Temporarily called “Name This Blog“, the group of staffers working to create it have jumped in with a splash! We set up a poll so staff can vote on a name, and it looks like “Grand CENtral” is the leader as of this morning. The other options are CENversations and CENergy.
Now that staff have got their feet wet, we need to meet once more to set up some standards for things like linking to titles in the catalog, whether to use CAPS for the Spanish language posts, linking to the event calentar, and format of book reviews.
We’ve got the green light, at my branch, to create and maintain a blog for our public. We’re brainstorming clever names, like Grand CENtral, CENsation, CENversations, InCENdiary, CEN Notations …
… and lining up the kinds of content we’d like to produce, along with a schedule of responsibility for posting so the blog remains fresh. Some ideas for content include book reviews, program announcements, information about Friends’ activities, highlights of the collection – artwork – staff – services that we KNOW are fun and practical but seem under-used.
Next meeting is tomorrow to name it, set up the template, and begin creating the posts.
Just read this article in LJ Express about the Boomer generation (“60 is the new 30″) as seniors. The general gist is that the generation will continue to rebel against tradition and create a new definition of retirement. Boomers want to keep working, so there is a huge market for voluntarism, project management, community partnerships, part-time work, and library programming that will be affected by the retirement of the generation over the next 10 years.
What was surprising was the statement that, despite interest in health and fitness, boomers may be the first generation to have a shorter life span than the previous generation, due to obesity and widespread incidence of cancers.
Implications for library services: boomers want to access information 24/7, will come to libraries for programs about activities they like (gardening, travel), and want to keep active (grab those folks and put them to work in innovative programs and projects in the library!) Once they’re in the building, leap at the chance to market online services offered by the library!
- I loved Westmont Public Library’s new fiction effect – totally cool! Setting clickable areas in the image that link to the library’s record for the title makes it easy for visitors to request the books. Wonder how they manage hold lists when they get really long …
- Hennepin County’s teen trading cards were sweet – great way to recognize teen council members – or volunteers.
- I wasn’t so charmed by the Colorado College’s Tutt Library’s photos – they seemed aimed more at staff, and were unedited snapshots.
- I liked the use of images on the Kansas City Public Library’s site – just enough to entice visitors to click, but not too busy. I also liked that the main image that changes has a selector underneath that indicates how many photos there are, and gives visitors a way to cycle through them, or go back to one they missed.
Podcasts: At first, I was bored by the voice-only podcasts; but found that I really enjoyed the great storytelling of some of the children’s librarians, and especially the guided teen book reviews of the Thomas Ford Memorial Library. The presence of the librarian lends credence to the reviews, and keeps the kids on-track and on-target. I was impressed by the standardized introduction which mentioned the library’s name, and the parts of the review: title, author, plot outline, memorable incident, target audience, and number of stars.

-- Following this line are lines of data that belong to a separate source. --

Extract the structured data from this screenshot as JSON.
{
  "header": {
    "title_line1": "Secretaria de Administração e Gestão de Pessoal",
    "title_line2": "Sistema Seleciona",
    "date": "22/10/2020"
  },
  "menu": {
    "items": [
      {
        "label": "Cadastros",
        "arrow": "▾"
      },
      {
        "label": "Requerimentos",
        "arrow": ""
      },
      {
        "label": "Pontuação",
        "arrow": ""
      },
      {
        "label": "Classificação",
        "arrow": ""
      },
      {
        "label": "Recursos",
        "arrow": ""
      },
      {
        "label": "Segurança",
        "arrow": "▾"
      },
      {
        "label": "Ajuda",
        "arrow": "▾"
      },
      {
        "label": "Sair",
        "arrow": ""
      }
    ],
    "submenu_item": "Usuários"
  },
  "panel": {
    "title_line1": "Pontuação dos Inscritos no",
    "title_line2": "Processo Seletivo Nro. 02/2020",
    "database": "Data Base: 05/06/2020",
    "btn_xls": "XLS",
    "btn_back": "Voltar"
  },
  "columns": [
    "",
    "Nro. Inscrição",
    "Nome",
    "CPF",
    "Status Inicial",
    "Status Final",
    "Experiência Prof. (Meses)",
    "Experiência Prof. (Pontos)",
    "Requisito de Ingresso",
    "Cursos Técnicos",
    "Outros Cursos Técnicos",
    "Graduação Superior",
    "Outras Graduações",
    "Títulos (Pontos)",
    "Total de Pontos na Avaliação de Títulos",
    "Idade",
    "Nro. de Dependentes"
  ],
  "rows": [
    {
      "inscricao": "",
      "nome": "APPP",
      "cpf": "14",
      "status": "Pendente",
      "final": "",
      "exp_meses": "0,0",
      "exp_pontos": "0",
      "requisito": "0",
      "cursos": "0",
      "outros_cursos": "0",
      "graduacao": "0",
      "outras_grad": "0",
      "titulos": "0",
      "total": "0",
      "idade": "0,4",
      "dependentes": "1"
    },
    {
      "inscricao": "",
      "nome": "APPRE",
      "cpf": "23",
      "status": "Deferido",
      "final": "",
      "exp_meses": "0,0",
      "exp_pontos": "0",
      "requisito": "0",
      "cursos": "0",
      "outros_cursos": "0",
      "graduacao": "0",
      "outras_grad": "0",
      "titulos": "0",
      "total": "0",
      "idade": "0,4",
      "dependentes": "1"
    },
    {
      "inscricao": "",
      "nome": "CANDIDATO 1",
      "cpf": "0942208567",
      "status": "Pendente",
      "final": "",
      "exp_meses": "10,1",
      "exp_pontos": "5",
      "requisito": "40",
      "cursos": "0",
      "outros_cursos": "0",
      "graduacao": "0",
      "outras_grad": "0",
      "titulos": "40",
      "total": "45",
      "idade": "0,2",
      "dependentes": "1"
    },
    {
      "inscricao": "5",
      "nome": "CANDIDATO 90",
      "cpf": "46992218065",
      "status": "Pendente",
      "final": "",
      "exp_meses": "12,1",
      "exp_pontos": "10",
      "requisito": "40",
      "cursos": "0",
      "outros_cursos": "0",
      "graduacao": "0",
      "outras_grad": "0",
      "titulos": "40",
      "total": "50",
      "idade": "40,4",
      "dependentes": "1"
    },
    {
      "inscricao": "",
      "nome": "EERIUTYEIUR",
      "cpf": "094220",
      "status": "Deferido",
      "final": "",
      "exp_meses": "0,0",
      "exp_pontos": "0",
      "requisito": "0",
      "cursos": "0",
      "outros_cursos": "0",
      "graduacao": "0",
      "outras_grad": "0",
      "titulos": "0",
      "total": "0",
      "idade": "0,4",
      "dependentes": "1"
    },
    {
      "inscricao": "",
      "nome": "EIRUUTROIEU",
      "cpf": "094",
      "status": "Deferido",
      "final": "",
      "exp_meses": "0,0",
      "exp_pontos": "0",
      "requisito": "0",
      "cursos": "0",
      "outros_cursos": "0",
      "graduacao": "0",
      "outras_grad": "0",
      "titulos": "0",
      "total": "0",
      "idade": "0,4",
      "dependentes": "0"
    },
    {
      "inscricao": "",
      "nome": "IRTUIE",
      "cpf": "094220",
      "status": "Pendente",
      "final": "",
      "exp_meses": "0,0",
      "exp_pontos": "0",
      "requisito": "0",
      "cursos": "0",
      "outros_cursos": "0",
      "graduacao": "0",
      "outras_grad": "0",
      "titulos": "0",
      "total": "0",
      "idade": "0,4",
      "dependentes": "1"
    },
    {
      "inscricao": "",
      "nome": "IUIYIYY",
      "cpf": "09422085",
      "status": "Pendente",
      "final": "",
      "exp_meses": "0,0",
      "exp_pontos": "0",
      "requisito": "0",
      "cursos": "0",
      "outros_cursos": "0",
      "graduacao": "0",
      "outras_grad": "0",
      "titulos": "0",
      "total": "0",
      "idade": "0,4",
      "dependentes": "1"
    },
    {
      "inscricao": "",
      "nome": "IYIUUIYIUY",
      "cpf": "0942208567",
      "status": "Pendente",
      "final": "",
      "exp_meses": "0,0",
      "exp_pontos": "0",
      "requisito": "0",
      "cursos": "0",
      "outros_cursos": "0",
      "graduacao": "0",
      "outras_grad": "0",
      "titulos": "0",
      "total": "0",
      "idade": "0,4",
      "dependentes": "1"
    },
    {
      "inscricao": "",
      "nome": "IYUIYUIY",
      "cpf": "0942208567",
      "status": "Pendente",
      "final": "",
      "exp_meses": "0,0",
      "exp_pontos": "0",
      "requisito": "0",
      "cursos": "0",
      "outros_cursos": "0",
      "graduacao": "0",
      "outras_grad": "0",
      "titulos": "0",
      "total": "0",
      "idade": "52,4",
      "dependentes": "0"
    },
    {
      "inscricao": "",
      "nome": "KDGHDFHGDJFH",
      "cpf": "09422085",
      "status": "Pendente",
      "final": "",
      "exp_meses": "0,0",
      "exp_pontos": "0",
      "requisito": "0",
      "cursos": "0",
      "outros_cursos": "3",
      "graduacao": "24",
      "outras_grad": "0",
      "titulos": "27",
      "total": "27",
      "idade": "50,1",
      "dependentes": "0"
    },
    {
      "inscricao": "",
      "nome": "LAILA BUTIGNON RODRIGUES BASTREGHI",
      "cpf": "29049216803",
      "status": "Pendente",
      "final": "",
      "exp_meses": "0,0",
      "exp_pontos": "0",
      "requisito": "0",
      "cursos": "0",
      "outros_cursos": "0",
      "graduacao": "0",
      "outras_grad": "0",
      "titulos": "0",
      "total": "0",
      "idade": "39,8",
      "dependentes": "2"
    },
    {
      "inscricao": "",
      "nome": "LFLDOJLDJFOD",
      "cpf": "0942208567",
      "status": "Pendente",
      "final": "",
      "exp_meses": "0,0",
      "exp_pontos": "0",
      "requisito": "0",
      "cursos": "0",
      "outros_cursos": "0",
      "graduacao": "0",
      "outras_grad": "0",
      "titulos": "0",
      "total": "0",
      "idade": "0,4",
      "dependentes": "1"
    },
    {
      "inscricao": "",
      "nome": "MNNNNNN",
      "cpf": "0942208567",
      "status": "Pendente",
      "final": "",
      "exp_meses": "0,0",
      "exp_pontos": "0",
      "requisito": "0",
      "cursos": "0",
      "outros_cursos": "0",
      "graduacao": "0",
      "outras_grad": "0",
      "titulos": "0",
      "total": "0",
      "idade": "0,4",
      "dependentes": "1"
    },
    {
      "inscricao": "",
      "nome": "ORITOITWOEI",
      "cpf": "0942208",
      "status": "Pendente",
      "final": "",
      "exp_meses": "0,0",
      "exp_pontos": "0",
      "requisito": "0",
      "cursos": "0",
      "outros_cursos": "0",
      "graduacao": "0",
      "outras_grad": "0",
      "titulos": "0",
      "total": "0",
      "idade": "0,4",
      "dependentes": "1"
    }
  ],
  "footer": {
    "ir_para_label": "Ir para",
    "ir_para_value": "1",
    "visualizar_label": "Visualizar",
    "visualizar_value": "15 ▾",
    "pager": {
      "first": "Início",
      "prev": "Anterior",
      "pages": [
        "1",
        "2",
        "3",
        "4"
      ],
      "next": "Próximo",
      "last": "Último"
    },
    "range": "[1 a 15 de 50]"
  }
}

One thing I found annoying was the varying volume levels – some were almost inaudible, even with all my volumes turned up to “kill.”
Videocasts: The more you show, the more you need to have a showable product. It was evident that some libraries took more time with editing, and, while that can’t improve the quality of the speaker/performer, adding visual interest does make up for some shortfalls. I listened to a guitarist, whose presence and song left something to be desired, but the camera effects were splendid! I watched an author speech (cooking with the kennedys) whose presentation both lacked passion and suffered from a boringly monotonous camera.
While videocasts would probably engage today’s young people and provide a way to attend a program vicariously, I believe there has to be something there to engage the viewers, or it sinks to the level of city council meeting videos.
I wrote this post as an assignment for an online class about Web2.0
I thought Kansas City’s web site used images well – they highlighted and accented the services and programs offered, and added visual accents for their pages. I was disappointed that their OPAC was offline when I looked at the site this evening, so couldn’t follow links from images to the OPAC.
I didn’t think Tutt Library used images to best effect in their Flickr account – they looked like very informal snapshots of staff and staff work areas – maybe of interest to staff, but not to me, as public. Because others can view them, I think they should be more discriminating about what gets posted.
Hennepin County – what can I say? – It must be a trip to work for a library that allows its staff to play! I particularly liked their use of Flickr toys to create trading cards of their teen board. That would be a great way to feature the children’s librarians, Friends of the Library, volunteers … Hennepin had their photos organized into slideshows on discrete topics – a good way to advertise programs.
Westmont had the most innovative use of Flickr I’ve seen to date – their new books and new DVDs displays use Flickr tools to select jackets and create notes and links to the catalog, where patrons can place holds. What a great way to put their catalog right out there!
I know our library will be undergoing a major web site re-design in the next year or two – I’m sure we’ll be incorporating something like these uses of images. I’m glad I had a chance to look at them, and I’ll recommend our web team look at them, too.